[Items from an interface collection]
--*--

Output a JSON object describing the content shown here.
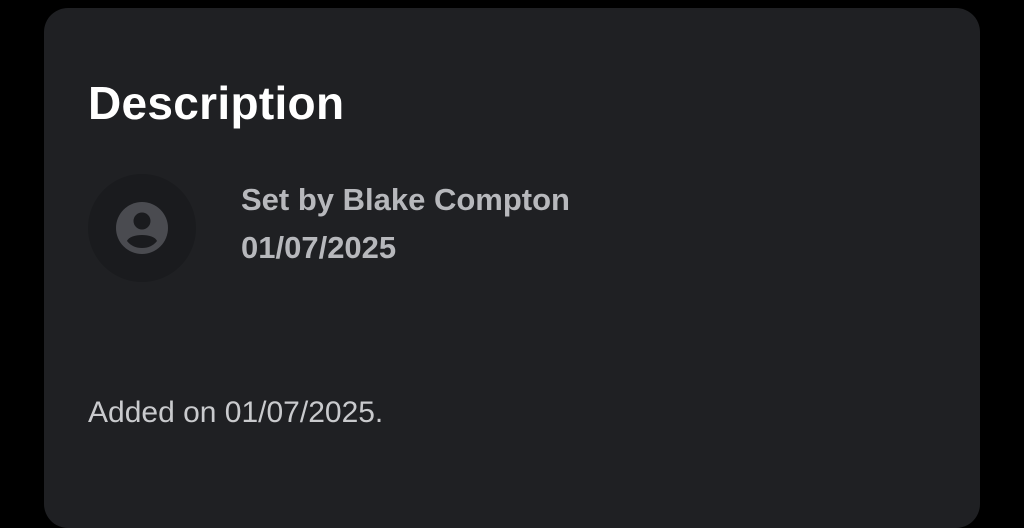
{
  "card": {
    "title": "Description",
    "author": {
      "label": "Set by Blake Compton",
      "date": "01/07/2025",
      "avatar_icon": "person-circle-icon"
    },
    "added_text": "Added on 01/07/2025."
  },
  "colors": {
    "background": "#000000",
    "card": "#1f2023",
    "title": "#ffffff",
    "meta_text": "#b7b8bc",
    "added_text": "#c9cacd",
    "avatar_bg": "#1a1b1e",
    "avatar_icon": "#4a4b50"
  }
}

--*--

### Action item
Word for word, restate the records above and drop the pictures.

### Solution to this exercise
Output a JSON object describing the content shown here.
{
  "card": {
    "title": "Description",
    "author": {
      "label": "Set by Blake Compton",
      "date": "01/07/2025",
      "avatar_icon": "person-circle-icon"
    },
    "added_text": "Added on 01/07/2025."
  },
  "colors": {
    "background": "#000000",
    "card": "#1f2023",
    "title": "#ffffff",
    "meta_text": "#b7b8bc",
    "added_text": "#c9cacd",
    "avatar_bg": "#1a1b1e",
    "avatar_icon": "#4a4b50"
  }
}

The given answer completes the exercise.